- Provided records
————

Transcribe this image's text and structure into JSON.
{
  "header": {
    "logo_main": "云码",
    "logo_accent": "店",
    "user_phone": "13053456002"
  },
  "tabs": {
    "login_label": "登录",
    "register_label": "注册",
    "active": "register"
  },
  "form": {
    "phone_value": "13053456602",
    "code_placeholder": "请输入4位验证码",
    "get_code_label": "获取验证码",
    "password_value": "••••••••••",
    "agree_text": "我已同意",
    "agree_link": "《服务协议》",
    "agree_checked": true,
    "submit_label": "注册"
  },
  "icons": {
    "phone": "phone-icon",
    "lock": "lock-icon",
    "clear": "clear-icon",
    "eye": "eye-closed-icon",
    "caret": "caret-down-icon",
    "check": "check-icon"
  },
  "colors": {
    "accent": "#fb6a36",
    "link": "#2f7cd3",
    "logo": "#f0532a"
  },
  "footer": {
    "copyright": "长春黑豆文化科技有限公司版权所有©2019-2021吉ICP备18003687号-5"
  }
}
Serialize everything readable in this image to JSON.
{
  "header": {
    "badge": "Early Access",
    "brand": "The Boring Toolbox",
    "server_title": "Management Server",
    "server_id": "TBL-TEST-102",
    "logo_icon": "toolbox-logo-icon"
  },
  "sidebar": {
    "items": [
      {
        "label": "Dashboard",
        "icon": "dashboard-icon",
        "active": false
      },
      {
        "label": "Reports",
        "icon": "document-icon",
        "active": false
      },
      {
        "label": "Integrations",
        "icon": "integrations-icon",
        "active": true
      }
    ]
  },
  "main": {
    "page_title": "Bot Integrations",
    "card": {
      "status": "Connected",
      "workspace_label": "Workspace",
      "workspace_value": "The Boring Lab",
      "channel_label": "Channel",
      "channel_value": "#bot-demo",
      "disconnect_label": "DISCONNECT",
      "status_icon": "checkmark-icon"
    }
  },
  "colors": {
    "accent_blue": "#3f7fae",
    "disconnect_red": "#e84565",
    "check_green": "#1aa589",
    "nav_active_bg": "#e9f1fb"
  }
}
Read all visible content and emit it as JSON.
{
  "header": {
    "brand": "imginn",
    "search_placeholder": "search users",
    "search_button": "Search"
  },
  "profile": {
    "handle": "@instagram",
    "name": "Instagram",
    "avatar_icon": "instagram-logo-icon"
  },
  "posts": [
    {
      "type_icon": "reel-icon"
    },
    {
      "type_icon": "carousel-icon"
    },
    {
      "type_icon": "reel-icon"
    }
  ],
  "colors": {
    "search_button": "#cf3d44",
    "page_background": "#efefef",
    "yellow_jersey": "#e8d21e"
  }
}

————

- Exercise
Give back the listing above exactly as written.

- Solution for this task
Transcribe this image's text and structure into JSON.
{
  "header": {
    "logo_main": "云码",
    "logo_accent": "店",
    "user_phone": "13053456002"
  },
  "tabs": {
    "login_label": "登录",
    "register_label": "注册",
    "active": "register"
  },
  "form": {
    "phone_value": "13053456602",
    "code_placeholder": "请输入4位验证码",
    "get_code_label": "获取验证码",
    "password_value": "••••••••••",
    "agree_text": "我已同意",
    "agree_link": "《服务协议》",
    "agree_checked": true,
    "submit_label": "注册"
  },
  "icons": {
    "phone": "phone-icon",
    "lock": "lock-icon",
    "clear": "clear-icon",
    "eye": "eye-closed-icon",
    "caret": "caret-down-icon",
    "check": "check-icon"
  },
  "colors": {
    "accent": "#fb6a36",
    "link": "#2f7cd3",
    "logo": "#f0532a"
  },
  "footer": {
    "copyright": "长春黑豆文化科技有限公司版权所有©2019-2021吉ICP备18003687号-5"
  }
}
Serialize everything readable in this image to JSON.
{
  "header": {
    "badge": "Early Access",
    "brand": "The Boring Toolbox",
    "server_title": "Management Server",
    "server_id": "TBL-TEST-102",
    "logo_icon": "toolbox-logo-icon"
  },
  "sidebar": {
    "items": [
      {
        "label": "Dashboard",
        "icon": "dashboard-icon",
        "active": false
      },
      {
        "label": "Reports",
        "icon": "document-icon",
        "active": false
      },
      {
        "label": "Integrations",
        "icon": "integrations-icon",
        "active": true
      }
    ]
  },
  "main": {
    "page_title": "Bot Integrations",
    "card": {
      "status": "Connected",
      "workspace_label": "Workspace",
      "workspace_value": "The Boring Lab",
      "channel_label": "Channel",
      "channel_value": "#bot-demo",
      "disconnect_label": "DISCONNECT",
      "status_icon": "checkmark-icon"
    }
  },
  "colors": {
    "accent_blue": "#3f7fae",
    "disconnect_red": "#e84565",
    "check_green": "#1aa589",
    "nav_active_bg": "#e9f1fb"
  }
}
Read all visible content and emit it as JSON.
{
  "header": {
    "brand": "imginn",
    "search_placeholder": "search users",
    "search_button": "Search"
  },
  "profile": {
    "handle": "@instagram",
    "name": "Instagram",
    "avatar_icon": "instagram-logo-icon"
  },
  "posts": [
    {
      "type_icon": "reel-icon"
    },
    {
      "type_icon": "carousel-icon"
    },
    {
      "type_icon": "reel-icon"
    }
  ],
  "colors": {
    "search_button": "#cf3d44",
    "page_background": "#efefef",
    "yellow_jersey": "#e8d21e"
  }
}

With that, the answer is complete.